Records from a collection:
Segment Open

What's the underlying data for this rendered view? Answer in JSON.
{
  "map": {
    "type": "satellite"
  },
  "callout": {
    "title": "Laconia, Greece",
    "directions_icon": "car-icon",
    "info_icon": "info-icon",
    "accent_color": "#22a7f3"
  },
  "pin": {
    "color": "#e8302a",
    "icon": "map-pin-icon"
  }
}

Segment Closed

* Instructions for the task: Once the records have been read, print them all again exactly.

* Task output:
What's the underlying data for this rendered view? Answer in JSON.
{
  "map": {
    "type": "satellite"
  },
  "callout": {
    "title": "Laconia, Greece",
    "directions_icon": "car-icon",
    "info_icon": "info-icon",
    "accent_color": "#22a7f3"
  },
  "pin": {
    "color": "#e8302a",
    "icon": "map-pin-icon"
  }
}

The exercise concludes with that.